--- Assigned task ---
Take the whole listing and reproduce it exactly, pictures excepted.

--- The records ---
>>
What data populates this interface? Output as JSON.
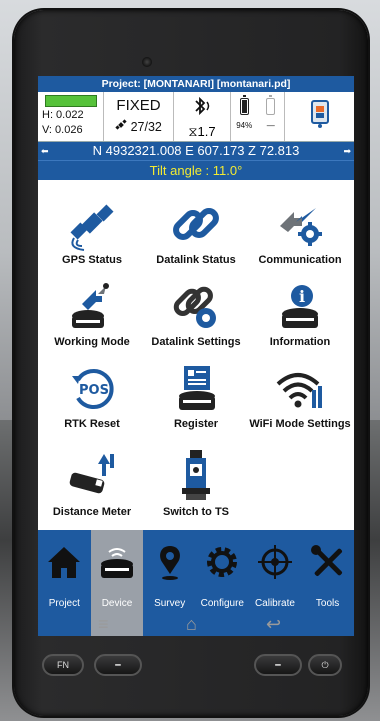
{
  "header": {
    "title": "Project: [MONTANARI] [montanari.pd]"
  },
  "status": {
    "h_precision": "H: 0.022",
    "v_precision": "V: 0.026",
    "fix_state": "FIXED",
    "satellites": "27/32",
    "link_age": "1.7",
    "battery_1_level": "94%",
    "battery_2_level": "—",
    "precision_color": "#56c23a"
  },
  "position": {
    "coordinates": "N 4932321.008 E 607.173 Z 72.813",
    "tilt": "Tilt angle : 11.0°"
  },
  "menu": [
    {
      "label": "GPS Status",
      "icon": "satellite-icon"
    },
    {
      "label": "Datalink Status",
      "icon": "link-icon"
    },
    {
      "label": "Communication",
      "icon": "communication-icon"
    },
    {
      "label": "Working Mode",
      "icon": "working-mode-icon"
    },
    {
      "label": "Datalink Settings",
      "icon": "link-settings-icon"
    },
    {
      "label": "Information",
      "icon": "info-icon"
    },
    {
      "label": "RTK Reset",
      "icon": "pos-reset-icon"
    },
    {
      "label": "Register",
      "icon": "register-icon"
    },
    {
      "label": "WiFi Mode Settings",
      "icon": "wifi-icon"
    },
    {
      "label": "Distance Meter",
      "icon": "distance-meter-icon"
    },
    {
      "label": "Switch to TS",
      "icon": "total-station-icon"
    }
  ],
  "nav": [
    {
      "label": "Project",
      "icon": "home-icon"
    },
    {
      "label": "Device",
      "icon": "receiver-icon",
      "active": true
    },
    {
      "label": "Survey",
      "icon": "map-pin-icon"
    },
    {
      "label": "Configure",
      "icon": "gear-icon"
    },
    {
      "label": "Calibrate",
      "icon": "crosshair-icon"
    },
    {
      "label": "Tools",
      "icon": "tools-icon"
    }
  ],
  "hardware": {
    "fn_label": "FN"
  },
  "colors": {
    "accent": "#1e5aa0",
    "tilt_text": "#f2ea33",
    "active_tab": "#9aa0a8"
  }
}
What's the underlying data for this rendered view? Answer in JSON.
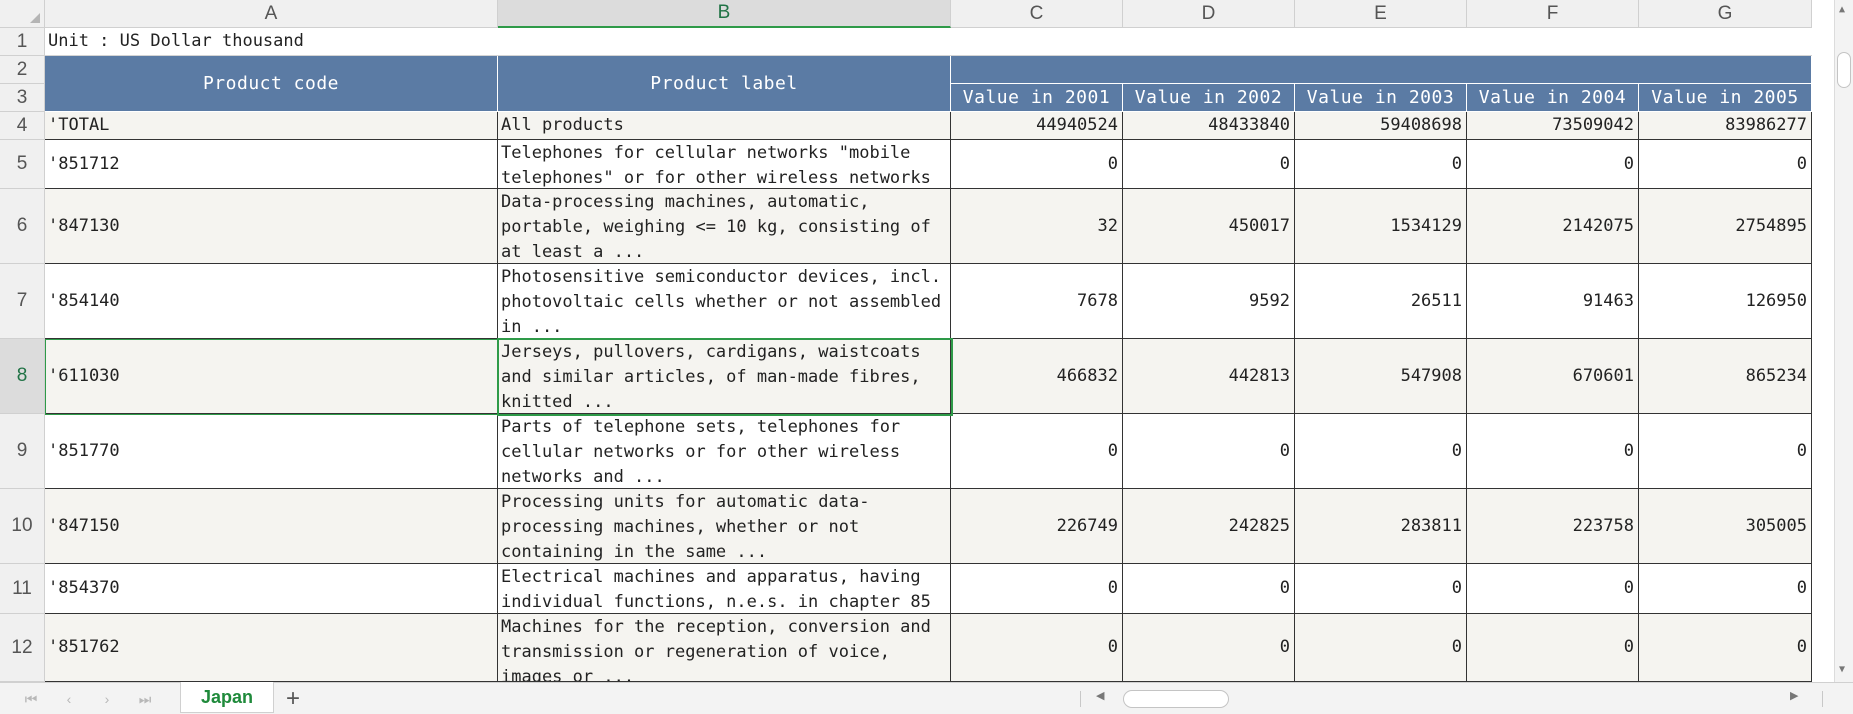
{
  "columns": [
    "A",
    "B",
    "C",
    "D",
    "E",
    "F",
    "G"
  ],
  "row_numbers": [
    "1",
    "2",
    "3",
    "4",
    "5",
    "6",
    "7",
    "8",
    "9",
    "10",
    "11",
    "12"
  ],
  "unit_label": "Unit : US Dollar thousand",
  "headers": {
    "product_code": "Product code",
    "product_label": "Product label",
    "values": [
      "Value in 2001",
      "Value in 2002",
      "Value in 2003",
      "Value in 2004",
      "Value in 2005"
    ]
  },
  "rows": [
    {
      "code": "'TOTAL",
      "label": "All products",
      "values": [
        "44940524",
        "48433840",
        "59408698",
        "73509042",
        "83986277"
      ]
    },
    {
      "code": "'851712",
      "label": "Telephones for cellular networks \"mobile telephones\" or for other wireless networks",
      "values": [
        "0",
        "0",
        "0",
        "0",
        "0"
      ]
    },
    {
      "code": "'847130",
      "label": "Data-processing machines, automatic, portable, weighing <= 10 kg, consisting of at least a ...",
      "values": [
        "32",
        "450017",
        "1534129",
        "2142075",
        "2754895"
      ]
    },
    {
      "code": "'854140",
      "label": "Photosensitive semiconductor devices, incl. photovoltaic cells whether or not assembled in ...",
      "values": [
        "7678",
        "9592",
        "26511",
        "91463",
        "126950"
      ]
    },
    {
      "code": "'611030",
      "label": "Jerseys, pullovers, cardigans, waistcoats and similar articles, of man-made fibres, knitted ...",
      "values": [
        "466832",
        "442813",
        "547908",
        "670601",
        "865234"
      ]
    },
    {
      "code": "'851770",
      "label": "Parts of telephone sets, telephones for cellular networks or for other wireless networks and ...",
      "values": [
        "0",
        "0",
        "0",
        "0",
        "0"
      ]
    },
    {
      "code": "'847150",
      "label": "Processing units for automatic data-processing machines, whether or not containing in the same ...",
      "values": [
        "226749",
        "242825",
        "283811",
        "223758",
        "305005"
      ]
    },
    {
      "code": "'854370",
      "label": "Electrical machines and apparatus, having individual functions, n.e.s. in chapter 85",
      "values": [
        "0",
        "0",
        "0",
        "0",
        "0"
      ]
    },
    {
      "code": "'851762",
      "label": "Machines for the reception, conversion and transmission or regeneration of voice, images or ...",
      "values": [
        "0",
        "0",
        "0",
        "0",
        "0"
      ]
    }
  ],
  "selected": {
    "column": "B",
    "row": "8"
  },
  "sheet_tab": "Japan",
  "nav_icons": [
    "first-sheet-icon",
    "prev-sheet-icon",
    "next-sheet-icon",
    "last-sheet-icon"
  ],
  "colors": {
    "header_fill": "#5b7ba4",
    "selection": "#2e9a48",
    "alt_row": "#f5f4f0"
  }
}
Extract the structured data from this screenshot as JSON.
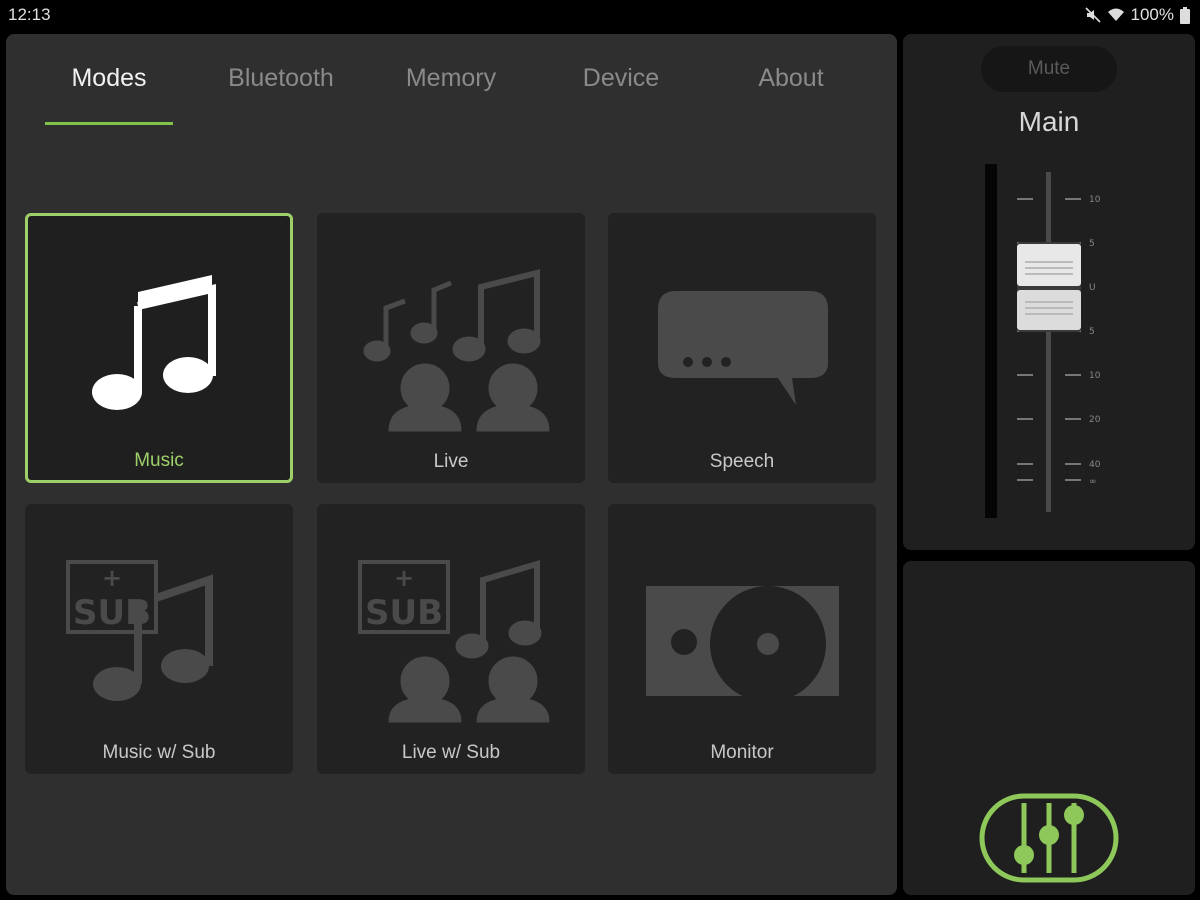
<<
--- Solved problem ---
What data populates this interface? Output as JSON.
{
  "header": {
    "title": "Project: [MONTANARI] [montanari.pd]"
  },
  "status": {
    "h_precision": "H: 0.022",
    "v_precision": "V: 0.026",
    "fix_state": "FIXED",
    "satellites": "27/32",
    "link_age": "1.7",
    "battery_1_level": "94%",
    "battery_2_level": "—",
    "precision_color": "#56c23a"
  },
  "position": {
    "coordinates": "N 4932321.008 E 607.173 Z 72.813",
    "tilt": "Tilt angle : 11.0°"
  },
  "menu": [
    {
      "label": "GPS Status",
      "icon": "satellite-icon"
    },
    {
      "label": "Datalink Status",
      "icon": "link-icon"
    },
    {
      "label": "Communication",
      "icon": "communication-icon"
    },
    {
      "label": "Working Mode",
      "icon": "working-mode-icon"
    },
    {
      "label": "Datalink Settings",
      "icon": "link-settings-icon"
    },
    {
      "label": "Information",
      "icon": "info-icon"
    },
    {
      "label": "RTK Reset",
      "icon": "pos-reset-icon"
    },
    {
      "label": "Register",
      "icon": "register-icon"
    },
    {
      "label": "WiFi Mode Settings",
      "icon": "wifi-icon"
    },
    {
      "label": "Distance Meter",
      "icon": "distance-meter-icon"
    },
    {
      "label": "Switch to TS",
      "icon": "total-station-icon"
    }
  ],
  "nav": [
    {
      "label": "Project",
      "icon": "home-icon"
    },
    {
      "label": "Device",
      "icon": "receiver-icon",
      "active": true
    },
    {
      "label": "Survey",
      "icon": "map-pin-icon"
    },
    {
      "label": "Configure",
      "icon": "gear-icon"
    },
    {
      "label": "Calibrate",
      "icon": "crosshair-icon"
    },
    {
      "label": "Tools",
      "icon": "tools-icon"
    }
  ],
  "hardware": {
    "fn_label": "FN"
  },
  "colors": {
    "accent": "#1e5aa0",
    "tilt_text": "#f2ea33",
    "active_tab": "#9aa0a8"
  }
}
What's the underlying data for this rendered view? Answer in JSON.
{
  "columns": [
    "A",
    "B",
    "C",
    "D",
    "E",
    "F",
    "G"
  ],
  "row_numbers": [
    "1",
    "2",
    "3",
    "4",
    "5",
    "6",
    "7",
    "8",
    "9",
    "10",
    "11",
    "12"
  ],
  "unit_label": "Unit : US Dollar thousand",
  "headers": {
    "product_code": "Product code",
    "product_label": "Product label",
    "values": [
      "Value in 2001",
      "Value in 2002",
      "Value in 2003",
      "Value in 2004",
      "Value in 2005"
    ]
  },
  "rows": [
    {
      "code": "'TOTAL",
      "label": "All products",
      "values": [
        "44940524",
        "48433840",
        "59408698",
        "73509042",
        "83986277"
      ]
    },
    {
      "code": "'851712",
      "label": "Telephones for cellular networks \"mobile telephones\" or for other wireless networks",
      "values": [
        "0",
        "0",
        "0",
        "0",
        "0"
      ]
    },
    {
      "code": "'847130",
      "label": "Data-processing machines, automatic, portable, weighing <= 10 kg, consisting of at least a ...",
      "values": [
        "32",
        "450017",
        "1534129",
        "2142075",
        "2754895"
      ]
    },
    {
      "code": "'854140",
      "label": "Photosensitive semiconductor devices, incl. photovoltaic cells whether or not assembled in ...",
      "values": [
        "7678",
        "9592",
        "26511",
        "91463",
        "126950"
      ]
    },
    {
      "code": "'611030",
      "label": "Jerseys, pullovers, cardigans, waistcoats and similar articles, of man-made fibres, knitted ...",
      "values": [
        "466832",
        "442813",
        "547908",
        "670601",
        "865234"
      ]
    },
    {
      "code": "'851770",
      "label": "Parts of telephone sets, telephones for cellular networks or for other wireless networks and ...",
      "values": [
        "0",
        "0",
        "0",
        "0",
        "0"
      ]
    },
    {
      "code": "'847150",
      "label": "Processing units for automatic data-processing machines, whether or not containing in the same ...",
      "values": [
        "226749",
        "242825",
        "283811",
        "223758",
        "305005"
      ]
    },
    {
      "code": "'854370",
      "label": "Electrical machines and apparatus, having individual functions, n.e.s. in chapter 85",
      "values": [
        "0",
        "0",
        "0",
        "0",
        "0"
      ]
    },
    {
      "code": "'851762",
      "label": "Machines for the reception, conversion and transmission or regeneration of voice, images or ...",
      "values": [
        "0",
        "0",
        "0",
        "0",
        "0"
      ]
    }
  ],
  "selected": {
    "column": "B",
    "row": "8"
  },
  "sheet_tab": "Japan",
  "nav_icons": [
    "first-sheet-icon",
    "prev-sheet-icon",
    "next-sheet-icon",
    "last-sheet-icon"
  ],
  "colors": {
    "header_fill": "#5b7ba4",
    "selection": "#2e9a48",
    "alt_row": "#f5f4f0"
  }
}
Extract the structured data from this screenshot as JSON.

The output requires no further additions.